Sensenbrenner and Issa recently learned that important comments from an EPA analyst with 35 years experience were kept out of the proceeding by an Agency official, not because of scientific merit, but according to the official, because “the administration [had] decided to move forward on endangerment,” and the “comments [did] not help the legal or policy case for this decision.”
“Decisions of this magnitude should be based on sound science with a collection of all the relevant information,” said Issa, the ranking Republican on the House Oversight and Investigations Committee. “This is an Administration that promised an ‘unprecedented’ level of transparency and accountability, yet, it is actively seeking to withhold new data in order to justify a political conclusion. The American people deserve to know all the facts, not have their information filtered or censored based on what is politically convenient for the Administration.”
Sensenbrenner and Issa sent a letter to EPA Administrator Lisa Jackson asking the public comment period to be reopened and that all relevant scientific and economic studies are included in the record.
In a series of e-mails sent March 12-17, 2009, the Office Director of the EPA’s National Center for Environmental Economics refused to include the comments of one EPA analyst, and forbid the analyst from continuing his work. “With the endangerment finding nearly final, you need to move on to other issues and subjects. I don’t want you to spend any additional EPA time on climate change. No papers, no research etc.,” the office director wrote the analyst.
The analyst previously requested his work be included in the proceeding. The analyst wrote: “They are significant because they present information critical to the justification (or lack thereof) for the proposed endangerment finding. They are valid because they explain much of the observational data that have been collected which cannot be explained by the [International Panel on Climate Change] models.”
“This email exchange portrays an agency culture set in a predetermined course,” Sensenbrenner and Issa wrote. “It documents at least one instance in which the public was denied access to significant scientific literature and raises substantial questions about what additional evidence may have been suppressed. Were other documents barred from the record? What arguments were never raised because of a culture intolerant of divergent points of view?”

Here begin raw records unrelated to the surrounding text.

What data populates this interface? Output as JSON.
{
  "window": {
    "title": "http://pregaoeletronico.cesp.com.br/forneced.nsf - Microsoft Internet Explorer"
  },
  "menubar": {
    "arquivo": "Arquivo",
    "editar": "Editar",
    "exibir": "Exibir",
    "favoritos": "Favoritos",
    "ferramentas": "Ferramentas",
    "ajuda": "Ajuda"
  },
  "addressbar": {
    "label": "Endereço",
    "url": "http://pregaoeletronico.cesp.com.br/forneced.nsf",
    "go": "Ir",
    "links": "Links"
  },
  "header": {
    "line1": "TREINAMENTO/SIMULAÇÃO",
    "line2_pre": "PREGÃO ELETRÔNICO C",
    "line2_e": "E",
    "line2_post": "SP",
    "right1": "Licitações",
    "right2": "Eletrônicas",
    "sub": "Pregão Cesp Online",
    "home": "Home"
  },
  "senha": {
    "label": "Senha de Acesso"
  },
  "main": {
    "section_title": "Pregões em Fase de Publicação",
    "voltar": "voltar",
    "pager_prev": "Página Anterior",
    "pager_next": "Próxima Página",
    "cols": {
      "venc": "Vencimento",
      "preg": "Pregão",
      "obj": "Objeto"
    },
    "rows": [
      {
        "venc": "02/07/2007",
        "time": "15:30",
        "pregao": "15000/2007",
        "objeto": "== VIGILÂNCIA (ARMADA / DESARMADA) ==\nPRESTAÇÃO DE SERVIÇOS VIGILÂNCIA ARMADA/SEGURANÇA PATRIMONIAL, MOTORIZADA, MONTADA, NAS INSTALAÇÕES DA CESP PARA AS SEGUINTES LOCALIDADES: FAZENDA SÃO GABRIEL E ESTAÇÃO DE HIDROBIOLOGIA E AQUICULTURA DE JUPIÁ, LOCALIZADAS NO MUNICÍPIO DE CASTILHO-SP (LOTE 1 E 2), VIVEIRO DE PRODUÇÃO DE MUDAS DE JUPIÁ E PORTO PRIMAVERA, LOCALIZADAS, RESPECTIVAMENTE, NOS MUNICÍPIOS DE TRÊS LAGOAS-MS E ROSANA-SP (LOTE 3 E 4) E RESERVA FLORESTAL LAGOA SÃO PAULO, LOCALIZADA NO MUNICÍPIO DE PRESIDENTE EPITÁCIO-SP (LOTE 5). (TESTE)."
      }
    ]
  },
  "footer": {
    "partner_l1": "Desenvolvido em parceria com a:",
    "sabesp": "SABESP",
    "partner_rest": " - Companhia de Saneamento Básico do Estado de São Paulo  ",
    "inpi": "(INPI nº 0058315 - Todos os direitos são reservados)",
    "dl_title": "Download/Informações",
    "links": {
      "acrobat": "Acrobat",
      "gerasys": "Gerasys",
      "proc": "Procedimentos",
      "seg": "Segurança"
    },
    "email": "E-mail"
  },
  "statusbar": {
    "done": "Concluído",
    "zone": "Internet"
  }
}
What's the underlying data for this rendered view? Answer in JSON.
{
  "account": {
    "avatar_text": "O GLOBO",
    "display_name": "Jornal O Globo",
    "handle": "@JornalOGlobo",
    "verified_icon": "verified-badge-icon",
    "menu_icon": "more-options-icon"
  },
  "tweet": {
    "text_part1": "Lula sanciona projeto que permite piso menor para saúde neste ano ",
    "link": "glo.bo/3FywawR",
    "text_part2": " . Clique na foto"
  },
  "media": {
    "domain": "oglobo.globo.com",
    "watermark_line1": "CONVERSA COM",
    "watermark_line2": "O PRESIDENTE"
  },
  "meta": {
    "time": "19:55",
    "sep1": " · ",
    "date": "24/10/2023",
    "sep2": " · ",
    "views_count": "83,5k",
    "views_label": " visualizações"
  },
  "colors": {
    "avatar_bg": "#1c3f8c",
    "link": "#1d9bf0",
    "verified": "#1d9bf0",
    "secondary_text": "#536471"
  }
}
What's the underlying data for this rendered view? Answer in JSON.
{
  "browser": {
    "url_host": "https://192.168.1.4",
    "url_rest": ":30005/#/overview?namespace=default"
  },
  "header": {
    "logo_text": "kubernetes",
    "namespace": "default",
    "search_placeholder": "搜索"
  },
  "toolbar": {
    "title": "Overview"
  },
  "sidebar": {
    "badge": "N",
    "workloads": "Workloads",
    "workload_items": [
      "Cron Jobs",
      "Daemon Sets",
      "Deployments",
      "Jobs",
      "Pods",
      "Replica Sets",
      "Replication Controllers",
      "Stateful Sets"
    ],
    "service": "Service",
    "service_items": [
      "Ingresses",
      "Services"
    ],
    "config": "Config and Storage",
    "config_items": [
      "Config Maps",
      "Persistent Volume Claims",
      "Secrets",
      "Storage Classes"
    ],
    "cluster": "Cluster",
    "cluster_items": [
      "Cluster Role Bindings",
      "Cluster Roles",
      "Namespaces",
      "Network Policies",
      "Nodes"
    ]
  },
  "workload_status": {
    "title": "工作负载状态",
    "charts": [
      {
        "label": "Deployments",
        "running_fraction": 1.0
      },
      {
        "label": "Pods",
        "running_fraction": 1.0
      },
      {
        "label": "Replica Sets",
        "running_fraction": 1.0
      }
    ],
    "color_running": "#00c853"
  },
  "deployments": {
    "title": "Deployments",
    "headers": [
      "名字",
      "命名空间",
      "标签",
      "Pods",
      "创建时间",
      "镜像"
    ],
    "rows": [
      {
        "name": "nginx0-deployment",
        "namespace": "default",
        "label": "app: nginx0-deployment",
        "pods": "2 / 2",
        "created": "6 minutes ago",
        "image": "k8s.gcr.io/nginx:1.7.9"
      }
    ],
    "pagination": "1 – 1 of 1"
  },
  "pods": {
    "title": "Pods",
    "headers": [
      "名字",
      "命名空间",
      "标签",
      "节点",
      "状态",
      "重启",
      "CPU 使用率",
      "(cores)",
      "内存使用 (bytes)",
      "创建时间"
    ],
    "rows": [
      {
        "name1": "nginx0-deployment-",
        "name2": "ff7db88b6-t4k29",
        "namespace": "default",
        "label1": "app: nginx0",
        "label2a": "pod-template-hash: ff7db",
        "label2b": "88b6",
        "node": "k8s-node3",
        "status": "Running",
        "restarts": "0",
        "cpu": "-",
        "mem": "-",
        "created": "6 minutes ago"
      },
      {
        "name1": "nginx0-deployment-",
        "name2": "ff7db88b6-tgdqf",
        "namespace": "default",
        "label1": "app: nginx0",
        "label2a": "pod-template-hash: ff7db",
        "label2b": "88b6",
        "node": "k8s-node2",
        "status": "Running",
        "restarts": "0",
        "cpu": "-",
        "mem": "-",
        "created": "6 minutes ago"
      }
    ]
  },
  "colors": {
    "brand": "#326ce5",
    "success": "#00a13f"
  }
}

On June 8, 2009, Sensenbrenner and Issa joined several other members of Congress in asking the EPA to extend the comment period for its so-called “endangerment finding” for greenhouse gases under the Clean Air Act. By determining that greenhouse gas emissions pose a danger, the EPA granted itself the authority to regulate these emissions through the Clean Air Act.
“EPA’s Endangerment Finding is one of the most significant regulatory finding in the country’s history. It would give EPA unprecedented authority to regulate every aspect of American life. It is truly alarming that EPA apparently prejudged this outcome and then moved forward on an incomplete record,” Sensenbrenner and Issa wrote.